__REQUIRED WORK__: Scan the records for the string "Tajikistan"; copy each line where it occurs.

__EXTRACTED DATA__:
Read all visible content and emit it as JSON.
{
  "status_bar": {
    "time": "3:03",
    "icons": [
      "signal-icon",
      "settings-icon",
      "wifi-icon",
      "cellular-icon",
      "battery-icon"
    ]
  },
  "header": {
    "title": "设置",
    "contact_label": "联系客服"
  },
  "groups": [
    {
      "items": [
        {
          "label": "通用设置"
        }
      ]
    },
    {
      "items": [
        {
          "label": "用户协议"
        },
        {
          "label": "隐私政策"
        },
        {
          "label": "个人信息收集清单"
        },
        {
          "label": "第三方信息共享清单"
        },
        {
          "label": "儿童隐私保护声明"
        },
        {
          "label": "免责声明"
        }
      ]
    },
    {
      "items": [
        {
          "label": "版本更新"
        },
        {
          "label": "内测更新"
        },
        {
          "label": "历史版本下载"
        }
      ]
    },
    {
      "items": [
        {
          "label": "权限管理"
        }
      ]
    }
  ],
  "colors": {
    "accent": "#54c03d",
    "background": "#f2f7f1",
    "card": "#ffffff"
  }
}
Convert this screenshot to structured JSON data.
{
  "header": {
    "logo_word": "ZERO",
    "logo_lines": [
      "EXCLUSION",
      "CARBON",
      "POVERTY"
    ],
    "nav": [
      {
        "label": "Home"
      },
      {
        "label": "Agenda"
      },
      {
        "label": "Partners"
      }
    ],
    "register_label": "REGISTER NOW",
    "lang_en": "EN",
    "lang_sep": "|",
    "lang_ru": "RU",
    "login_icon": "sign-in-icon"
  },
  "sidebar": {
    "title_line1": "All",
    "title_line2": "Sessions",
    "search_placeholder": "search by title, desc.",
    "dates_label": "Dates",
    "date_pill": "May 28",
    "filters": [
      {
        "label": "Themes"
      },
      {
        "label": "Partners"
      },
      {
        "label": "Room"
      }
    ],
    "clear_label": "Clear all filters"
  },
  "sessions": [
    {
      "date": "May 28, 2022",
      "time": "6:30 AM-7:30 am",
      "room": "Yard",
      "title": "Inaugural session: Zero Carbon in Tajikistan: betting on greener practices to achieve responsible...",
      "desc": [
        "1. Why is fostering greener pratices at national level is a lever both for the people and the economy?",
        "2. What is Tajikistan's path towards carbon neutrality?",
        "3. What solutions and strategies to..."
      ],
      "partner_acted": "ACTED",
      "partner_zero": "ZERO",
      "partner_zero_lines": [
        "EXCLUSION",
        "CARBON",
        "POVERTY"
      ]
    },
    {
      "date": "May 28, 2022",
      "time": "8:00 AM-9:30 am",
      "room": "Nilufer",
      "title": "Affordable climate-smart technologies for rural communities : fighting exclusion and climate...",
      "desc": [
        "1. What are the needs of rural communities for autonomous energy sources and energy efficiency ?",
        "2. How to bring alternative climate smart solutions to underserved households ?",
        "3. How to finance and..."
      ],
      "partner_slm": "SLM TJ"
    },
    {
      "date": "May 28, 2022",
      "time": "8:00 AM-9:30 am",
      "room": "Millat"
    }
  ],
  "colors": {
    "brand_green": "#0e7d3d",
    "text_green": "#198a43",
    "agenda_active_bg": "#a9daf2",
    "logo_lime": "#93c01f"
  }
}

__RESPONSE TO THIS EXERCISE__:
      "title": "Inaugural session: Zero Carbon in Tajikistan: betting on greener practices to achieve responsible...",
        "2. What is Tajikistan's path towards carbon neutrality?",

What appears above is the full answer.